Immunity passports for people who have been vaccinated or have recovered from Covid-19 might do a disservice to Lithuania's vaccination efforts, Parliament Speaker Viktorija Čmilytė-Nielsen said, expressing reservations about separate rules for people with immunity.
“I am, in principle, in favour of immunity passports that would open the door for wider socialising. But I am also in favour of seriously considered criteria for getting such passports,” the parliamentary speaker posted on Facebook on Wednesday.
The Freedom Party, another liberal partner in the ruling coalition, has urged to bring forward the introduction of immunity passports, while conservative leader Gabrielius Landsbergis has said discussions in the government are gaining momentum.
Who should qualify
Who should be eligible for the passport – only people who have been vaccinated, or also those who have had the virus or tested negative for it – is a sticky question, according to Čmilytė-Nielsen.
“I do understand that those who have had the virus could also be included into the criteria. They have immunity for at least three months. And that is not hard to prove. But how long would immunity passports be valid for these people? In my case, for example, the antibody count went down considerably over the four months after the disease. So I would hardly be safe after five or six months,” the speaker said.
Čmilytė-Nielsen tested positive for Covid-19 last November.
Giving immunity passports to those who neither had the virus nor were vaccinated, but merely tested negative for Covid-19, would be even more problematic, she said.
Speeding things up
After its remote meeting with Health Minister Arūnas Dulkys on Tuesday, the liberal Freedom Party's group in the parliament said Lithuania should start preparing for the introduction of immunity passports.

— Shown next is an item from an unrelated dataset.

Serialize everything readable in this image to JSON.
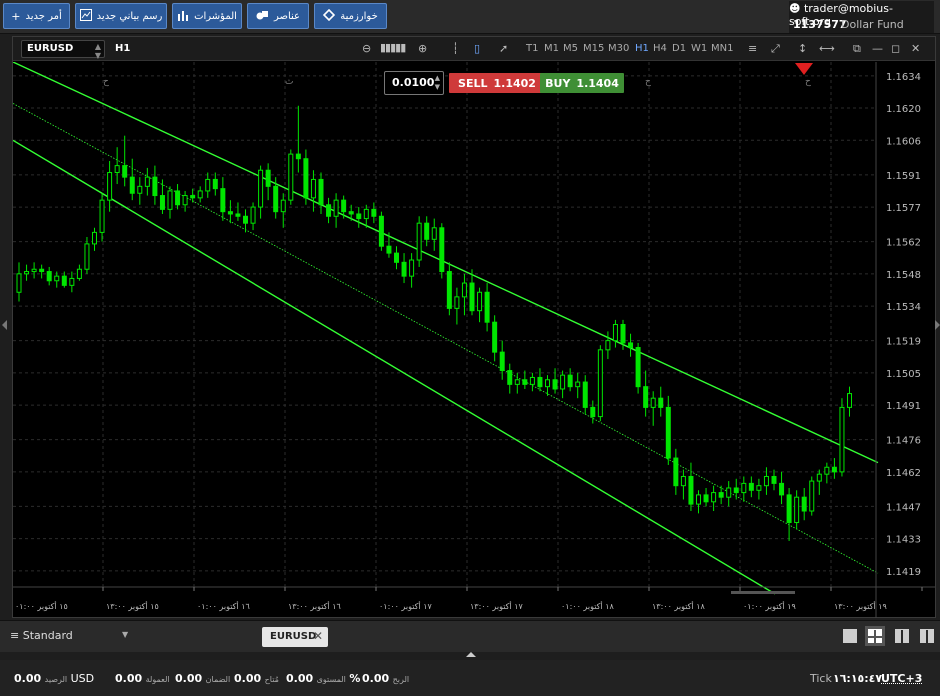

“The Freedom Party group is suggesting introducing immunity passports immediately and lift related lockdown restrictions, linked not only to vaccination but also with gained immunity from having had the virus or having a negative test,” Tomas Vytautas Raskevičius, a member of the group and chairman of the parliamentary Committee on Human Rights, posted on Facebook.
Landsbergis, meanwhile, told the radio Žinių Radijas on Wednesday that immunity passports had been on the government's agenda for some time.
The president has also backed immunity passports.
As of Wednesday, around 14.5 percent of the population have been vaccinated once and 6.4 percent have been given two vaccine jabs. Around 7 percent have been infected with the coronavirus.